Records from a data source:
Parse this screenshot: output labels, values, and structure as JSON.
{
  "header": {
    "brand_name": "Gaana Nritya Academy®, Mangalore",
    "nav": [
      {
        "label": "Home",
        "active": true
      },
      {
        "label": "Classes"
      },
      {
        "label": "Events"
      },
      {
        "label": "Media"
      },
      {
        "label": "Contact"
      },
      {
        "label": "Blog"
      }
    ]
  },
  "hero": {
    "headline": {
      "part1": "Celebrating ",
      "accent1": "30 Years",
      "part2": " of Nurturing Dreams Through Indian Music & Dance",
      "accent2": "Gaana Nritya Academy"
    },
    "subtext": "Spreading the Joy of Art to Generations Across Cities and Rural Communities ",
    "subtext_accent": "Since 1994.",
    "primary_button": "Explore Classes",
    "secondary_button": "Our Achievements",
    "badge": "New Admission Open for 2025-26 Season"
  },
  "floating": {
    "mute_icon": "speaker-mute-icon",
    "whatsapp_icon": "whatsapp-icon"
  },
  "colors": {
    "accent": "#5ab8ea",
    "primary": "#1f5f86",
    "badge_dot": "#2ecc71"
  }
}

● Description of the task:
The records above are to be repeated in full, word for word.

● Completed exercise:
Parse this screenshot: output labels, values, and structure as JSON.
{
  "header": {
    "brand_name": "Gaana Nritya Academy®, Mangalore",
    "nav": [
      {
        "label": "Home",
        "active": true
      },
      {
        "label": "Classes"
      },
      {
        "label": "Events"
      },
      {
        "label": "Media"
      },
      {
        "label": "Contact"
      },
      {
        "label": "Blog"
      }
    ]
  },
  "hero": {
    "headline": {
      "part1": "Celebrating ",
      "accent1": "30 Years",
      "part2": " of Nurturing Dreams Through Indian Music & Dance",
      "accent2": "Gaana Nritya Academy"
    },
    "subtext": "Spreading the Joy of Art to Generations Across Cities and Rural Communities ",
    "subtext_accent": "Since 1994.",
    "primary_button": "Explore Classes",
    "secondary_button": "Our Achievements",
    "badge": "New Admission Open for 2025-26 Season"
  },
  "floating": {
    "mute_icon": "speaker-mute-icon",
    "whatsapp_icon": "whatsapp-icon"
  },
  "colors": {
    "accent": "#5ab8ea",
    "primary": "#1f5f86",
    "badge_dot": "#2ecc71"
  }
}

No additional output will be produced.